Just this last hour, Reuters found some pundits to say pretty much what this blog has been saying about the stock market rally and the loud noises Bush and Congress are directing towards the triumphant Chinese.
The U.S. stock market's upbeat reaction to the heated rhetoric between Washington and Beijing over China's currency has puzzled some strategists who say a revaluation of the yuan is ultimately negative for equities.
Should China revalue its currency, the huge inflow of its goods to the United States would become more costly for U.S. consumers and companies, potentially ramping up inflation, which could hurt corporate profits and stock prices.
Ah! They see part of the trap! We can't go somewhere cheaper to buy whatever since almost all the whatevers are being made in China now. So it won't be cheaper. And a much stronger yuan means they can outbid us for oil and note how the stock market rises and falls in tandem with the oil see saw. Oil up/stocks down, oil down/stocks up. Add to that the inflation see saw and we get this four way rocking motion: oil up/inflation up/stocks down, etc. Of course, this latest see sawing has been produced by rank lying with the Feds crowing about no inflation when there certainly was inflation.
Back to the Chinese:
"The last thing the Chinese like is to come across as being bullied into making a decision," said one strategist, who preferred not to be named "It usually backfires."
But stocks rose sharply after the announcement on Tuesday and continued their gains on Wednesday, when the Dow closed at a one-month high. Wednesday's rise was spurred mainly by other factors such as lower oil prices and tame inflation data, but the gains illustrate the lack of concern by equity investors.
OK. Who is the cowardly "strategist"? Greenspan? Seriously. Reuters, please, if you must quote people, call me. Or email me at email@example.com. I will be thrilled to clue you in on these matters.
Anthony Chan, managing director and senior economist at JPMorgan Asset Management, argues that a revaluation could nudge up prices, ultimately meaning the Federal Reserve needs to push up interest rates to battle inflation.
"The news on the Chinese front is good for the U.S. economy, but I remember just a short time ago that good news for the U.S. economy wasn't necessarily good news for the equity market," Chan said.
He argued that a revaluation could make Chinese products more expensive, giving a breather to U.S. manufacturers who could potentially produce more in the United States.
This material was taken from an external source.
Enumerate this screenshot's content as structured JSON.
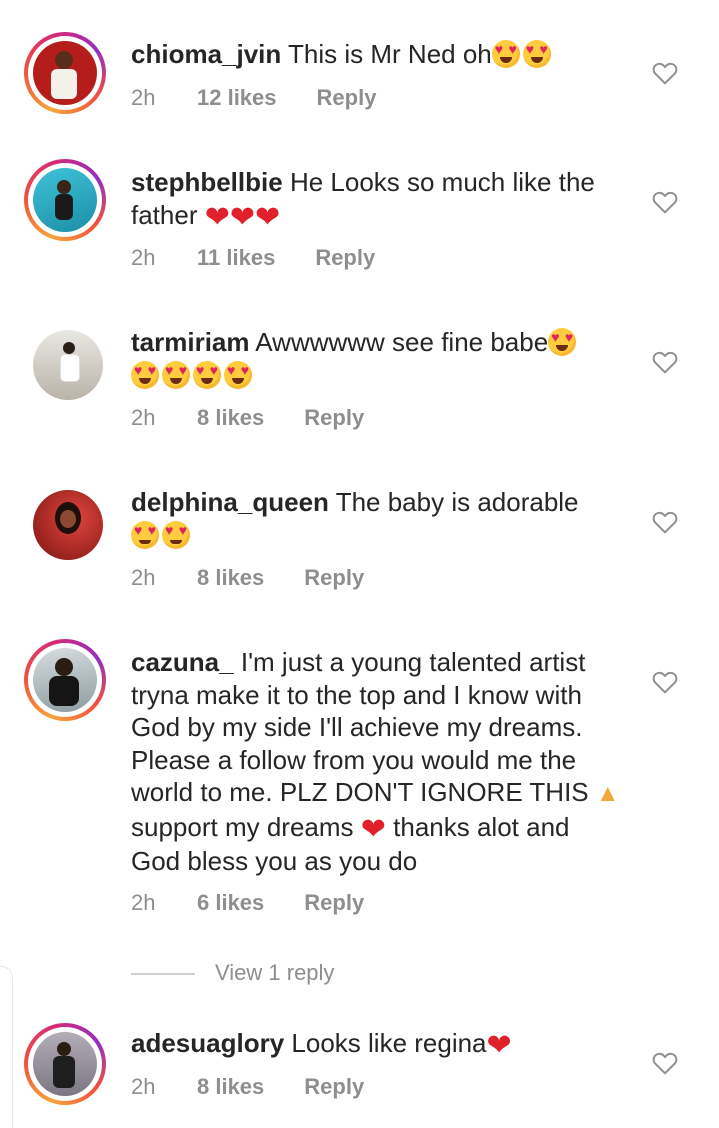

It could also give U.S. producers some leeway to raise their prices.
Higher inflation isn't "exactly news that the Fed would be dancing about, and ultimately not news the equity market would be dancing about either," Chan said.
Mr. Chan at least isn't shy. And he understands half of this trap we are in. This is rather amusing. Perhaps the Reuters article will explain the trap entirely?
Peter Schiff, chief global strategist at Euro Pacific Capital Inc., thought a float of the Chinese currency would be bad news for the U.S. economy because "our economy is based on the artificial low interest rates and low consumer prices that are a direct result of this peg.
"China is providing a massive subsidy in the form of low interest rates and low consumer prices," Schiff said.
"For all the tough talk -- it's all politics -- the last thing the U.S. government wants is for China to float the currency," Schiff said.
BINGO! Give Mr. Schiff a lollypop! He says outright what Culture of Life News has been bellowing since day one! Knock me over with a tea caddy!
My hopes rise. Will the article explain the really terrible part of this trap? Sadly, no. It stops short of that final goal. China is buying our national debt. They are doing this because they want us to go deeply into debt and we are cheerfully doing this and as we dig our collective grave they watch the mound outside grow and measure it carefully.
Already we are up to our heads in this little pit we are digging.